*Record excerpts*.
*****

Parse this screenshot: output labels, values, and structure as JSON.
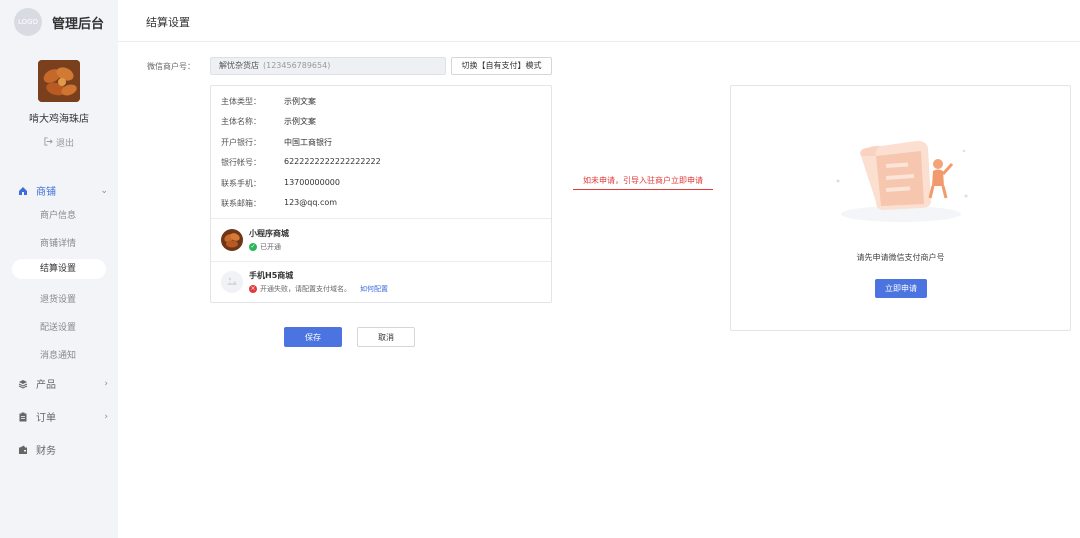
{
  "brand": {
    "logo_text": "LOGO",
    "title": "管理后台"
  },
  "store": {
    "name": "啃大鸡海珠店",
    "logout_label": "退出"
  },
  "sidebar": {
    "groups": [
      {
        "label": "商铺",
        "icon": "home-icon"
      },
      {
        "label": "产品",
        "icon": "layers-icon"
      },
      {
        "label": "订单",
        "icon": "clipboard-icon"
      },
      {
        "label": "财务",
        "icon": "wallet-icon"
      }
    ],
    "sub_items": [
      {
        "label": "商户信息"
      },
      {
        "label": "商铺详情"
      },
      {
        "label": "结算设置"
      },
      {
        "label": "退货设置"
      },
      {
        "label": "配送设置"
      },
      {
        "label": "消息通知"
      }
    ]
  },
  "header": {
    "title": "结算设置"
  },
  "form": {
    "merchant_label": "微信商户号：",
    "merchant_name": "解忧杂货店",
    "merchant_id": "(123456789654)",
    "switch_label": "切换【自有支付】模式",
    "info_rows": [
      {
        "key": "主体类型：",
        "value": "示例文案"
      },
      {
        "key": "主体名称：",
        "value": "示例文案"
      },
      {
        "key": "开户银行：",
        "value": "中国工商银行"
      },
      {
        "key": "银行帐号：",
        "value": "6222222222222222222"
      },
      {
        "key": "联系手机：",
        "value": "13700000000"
      },
      {
        "key": "联系邮箱：",
        "value": "123@qq.com"
      }
    ],
    "channels": [
      {
        "title": "小程序商城",
        "status": "已开通",
        "link": ""
      },
      {
        "title": "手机H5商城",
        "status": "开通失败，请配置支付域名。",
        "link": "如何配置"
      }
    ],
    "save_label": "保存",
    "cancel_label": "取消"
  },
  "annotation": {
    "text": "如未申请，引导入驻商户立即申请"
  },
  "apply_card": {
    "text": "请先申请微信支付商户号",
    "button_label": "立即申请"
  },
  "colors": {
    "accent": "#4c74e0",
    "success": "#2db55d",
    "error": "#e23a3a",
    "annotation": "#e23a3a"
  }
}
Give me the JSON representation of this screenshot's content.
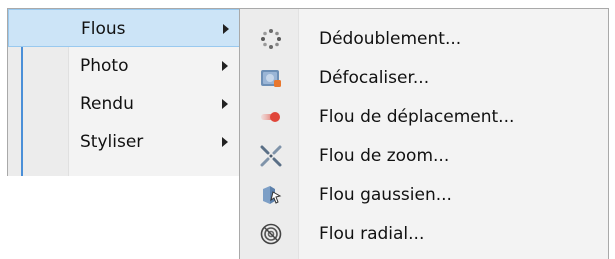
{
  "parent_menu": {
    "items": [
      {
        "label": "Flous",
        "selected": true
      },
      {
        "label": "Photo",
        "selected": false
      },
      {
        "label": "Rendu",
        "selected": false
      },
      {
        "label": "Styliser",
        "selected": false
      }
    ]
  },
  "submenu": {
    "items": [
      {
        "label": "Dédoublement...",
        "icon": "dots-ring-icon"
      },
      {
        "label": "Défocaliser...",
        "icon": "defocus-icon"
      },
      {
        "label": "Flou de déplacement...",
        "icon": "motion-blur-icon"
      },
      {
        "label": "Flou de zoom...",
        "icon": "zoom-blur-icon"
      },
      {
        "label": "Flou gaussien...",
        "icon": "gaussian-blur-icon"
      },
      {
        "label": "Flou radial...",
        "icon": "radial-blur-icon"
      }
    ]
  },
  "colors": {
    "selection_fill": "#cce4f7",
    "selection_border": "#99c9ef",
    "menu_background": "#f3f3f3",
    "accent_line": "#4a8fd8"
  }
}
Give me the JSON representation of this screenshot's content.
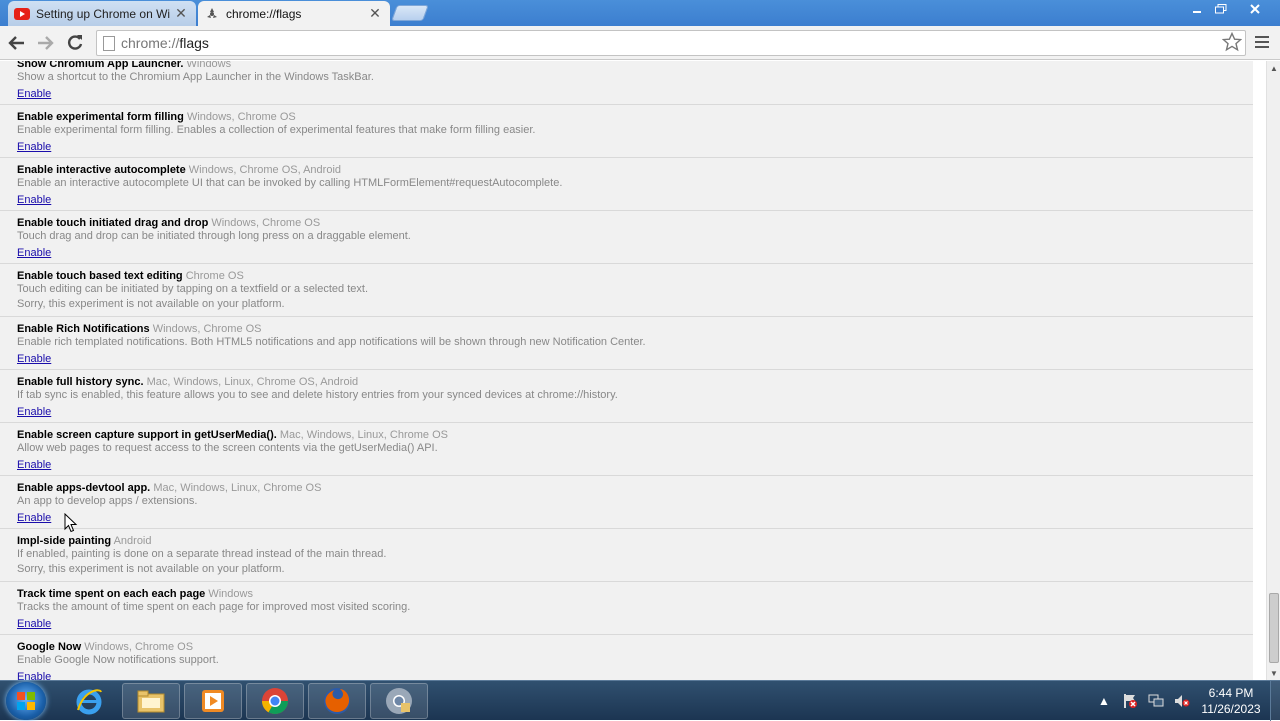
{
  "tabs": [
    {
      "title": "Setting up Chrome on Wi",
      "icon": "youtube-icon",
      "active": false
    },
    {
      "title": "chrome://flags",
      "icon": "flask-icon",
      "active": true
    }
  ],
  "toolbar": {
    "url_scheme": "chrome://",
    "url_host": "flags"
  },
  "experiments_cropped": {
    "name": "Show Chromium App Launcher.",
    "platforms": "Windows",
    "desc": "Show a shortcut to the Chromium App Launcher in the Windows TaskBar.",
    "link": "Enable"
  },
  "experiments": [
    {
      "name": "Enable experimental form filling",
      "platforms": "Windows, Chrome OS",
      "desc": "Enable experimental form filling. Enables a collection of experimental features that make form filling easier.",
      "link": "Enable"
    },
    {
      "name": "Enable interactive autocomplete",
      "platforms": "Windows, Chrome OS, Android",
      "desc": "Enable an interactive autocomplete UI that can be invoked by calling HTMLFormElement#requestAutocomplete.",
      "link": "Enable"
    },
    {
      "name": "Enable touch initiated drag and drop",
      "platforms": "Windows, Chrome OS",
      "desc": "Touch drag and drop can be initiated through long press on a draggable element.",
      "link": "Enable"
    },
    {
      "name": "Enable touch based text editing",
      "platforms": "Chrome OS",
      "desc": "Touch editing can be initiated by tapping on a textfield or a selected text.",
      "unavailable": "Sorry, this experiment is not available on your platform."
    },
    {
      "name": "Enable Rich Notifications",
      "platforms": "Windows, Chrome OS",
      "desc": "Enable rich templated notifications. Both HTML5 notifications and app notifications will be shown through new Notification Center.",
      "link": "Enable"
    },
    {
      "name": "Enable full history sync.",
      "platforms": "Mac, Windows, Linux, Chrome OS, Android",
      "desc": "If tab sync is enabled, this feature allows you to see and delete history entries from your synced devices at chrome://history.",
      "link": "Enable"
    },
    {
      "name": "Enable screen capture support in getUserMedia().",
      "platforms": "Mac, Windows, Linux, Chrome OS",
      "desc": "Allow web pages to request access to the screen contents via the getUserMedia() API.",
      "link": "Enable"
    },
    {
      "name": "Enable apps-devtool app.",
      "platforms": "Mac, Windows, Linux, Chrome OS",
      "desc": "An app to develop apps / extensions.",
      "link": "Enable"
    },
    {
      "name": "Impl-side painting",
      "platforms": "Android",
      "desc": "If enabled, painting is done on a separate thread instead of the main thread.",
      "unavailable": "Sorry, this experiment is not available on your platform."
    },
    {
      "name": "Track time spent on each each page",
      "platforms": "Windows",
      "desc": "Tracks the amount of time spent on each page for improved most visited scoring.",
      "link": "Enable"
    },
    {
      "name": "Google Now",
      "platforms": "Windows, Chrome OS",
      "desc": "Enable Google Now notifications support.",
      "link": "Enable"
    }
  ],
  "taskbar": {
    "items": [
      "internet-explorer-icon",
      "file-explorer-icon",
      "media-player-icon",
      "chrome-icon",
      "firefox-icon",
      "chrome-canary-icon"
    ],
    "clock_time": "6:44 PM",
    "clock_date": "11/26/2023"
  },
  "colors": {
    "link": "#1a0dab",
    "platform_text": "#999999",
    "row_bg": "#f1f1f1",
    "taskbar": "#1c3552"
  }
}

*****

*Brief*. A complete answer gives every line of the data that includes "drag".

*Response*.
      "name": "Enable touch initiated drag and drop",
      "desc": "Touch drag and drop can be initiated through long press on a draggable element.",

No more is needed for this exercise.